• _Required action_: Only lines containing the word "text" are needed; pull them out of the material.

• _Material shown_:

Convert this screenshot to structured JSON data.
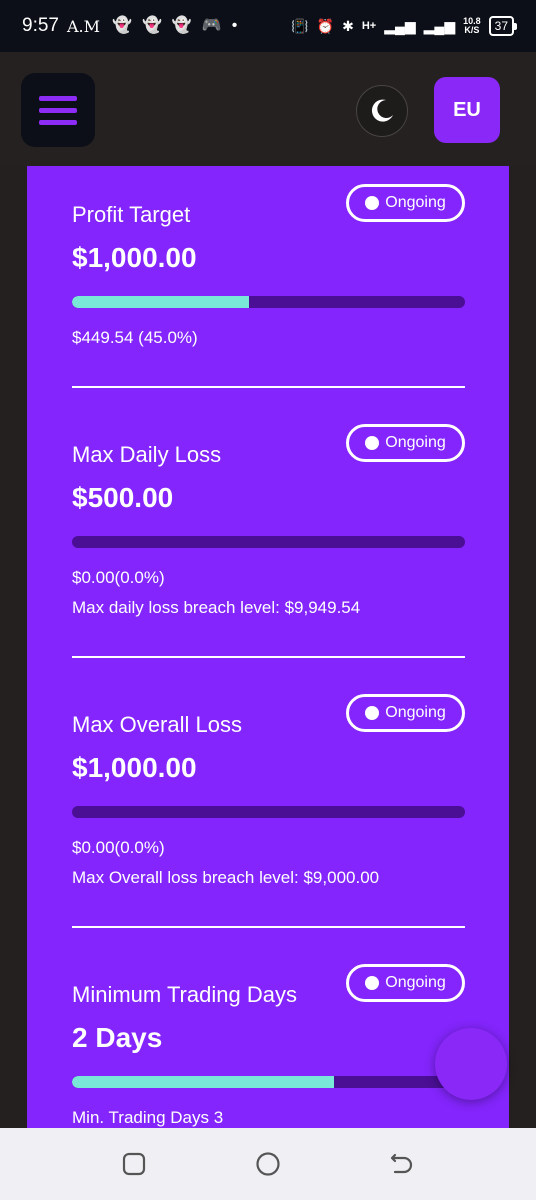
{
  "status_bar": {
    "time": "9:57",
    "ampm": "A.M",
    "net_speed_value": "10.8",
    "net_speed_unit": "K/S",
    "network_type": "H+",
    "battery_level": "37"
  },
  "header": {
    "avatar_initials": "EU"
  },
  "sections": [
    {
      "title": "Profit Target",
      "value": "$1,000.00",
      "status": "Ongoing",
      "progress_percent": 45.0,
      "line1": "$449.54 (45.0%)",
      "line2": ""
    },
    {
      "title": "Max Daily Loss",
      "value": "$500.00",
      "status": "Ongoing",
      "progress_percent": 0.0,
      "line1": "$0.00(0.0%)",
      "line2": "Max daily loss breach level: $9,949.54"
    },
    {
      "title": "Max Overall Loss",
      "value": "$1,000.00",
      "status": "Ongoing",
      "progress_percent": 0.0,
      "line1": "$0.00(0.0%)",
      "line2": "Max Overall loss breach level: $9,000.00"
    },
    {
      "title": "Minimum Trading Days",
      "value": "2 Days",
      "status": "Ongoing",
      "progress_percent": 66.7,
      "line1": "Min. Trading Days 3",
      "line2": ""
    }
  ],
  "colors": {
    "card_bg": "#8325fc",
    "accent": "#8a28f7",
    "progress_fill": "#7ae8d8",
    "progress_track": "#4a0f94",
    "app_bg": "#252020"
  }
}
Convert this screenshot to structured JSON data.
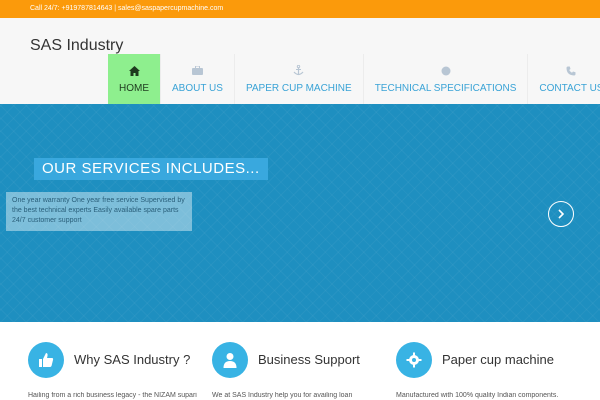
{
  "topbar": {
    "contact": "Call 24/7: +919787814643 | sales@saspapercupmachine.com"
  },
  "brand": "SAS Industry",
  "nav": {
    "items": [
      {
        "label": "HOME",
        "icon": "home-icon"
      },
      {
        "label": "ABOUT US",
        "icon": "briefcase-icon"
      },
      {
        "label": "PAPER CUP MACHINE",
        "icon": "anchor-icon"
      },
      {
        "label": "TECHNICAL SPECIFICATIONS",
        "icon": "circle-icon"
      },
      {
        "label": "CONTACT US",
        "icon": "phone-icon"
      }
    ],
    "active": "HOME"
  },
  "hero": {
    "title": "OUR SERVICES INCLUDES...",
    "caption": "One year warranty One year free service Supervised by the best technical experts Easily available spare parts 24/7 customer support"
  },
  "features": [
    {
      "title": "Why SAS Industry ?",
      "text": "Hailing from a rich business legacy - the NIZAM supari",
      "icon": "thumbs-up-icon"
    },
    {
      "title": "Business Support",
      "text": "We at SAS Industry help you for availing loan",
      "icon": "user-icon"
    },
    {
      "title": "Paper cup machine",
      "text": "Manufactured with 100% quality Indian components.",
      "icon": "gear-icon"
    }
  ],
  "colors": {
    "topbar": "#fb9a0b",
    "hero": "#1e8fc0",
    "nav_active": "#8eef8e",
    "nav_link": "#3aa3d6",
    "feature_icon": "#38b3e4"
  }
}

• _Result for this exercise_:
      "text": "Hailing from a rich business legacy - the NIZAM supari",
      "text": "We at SAS Industry help you for availing loan",
      "text": "Manufactured with 100% quality Indian components.",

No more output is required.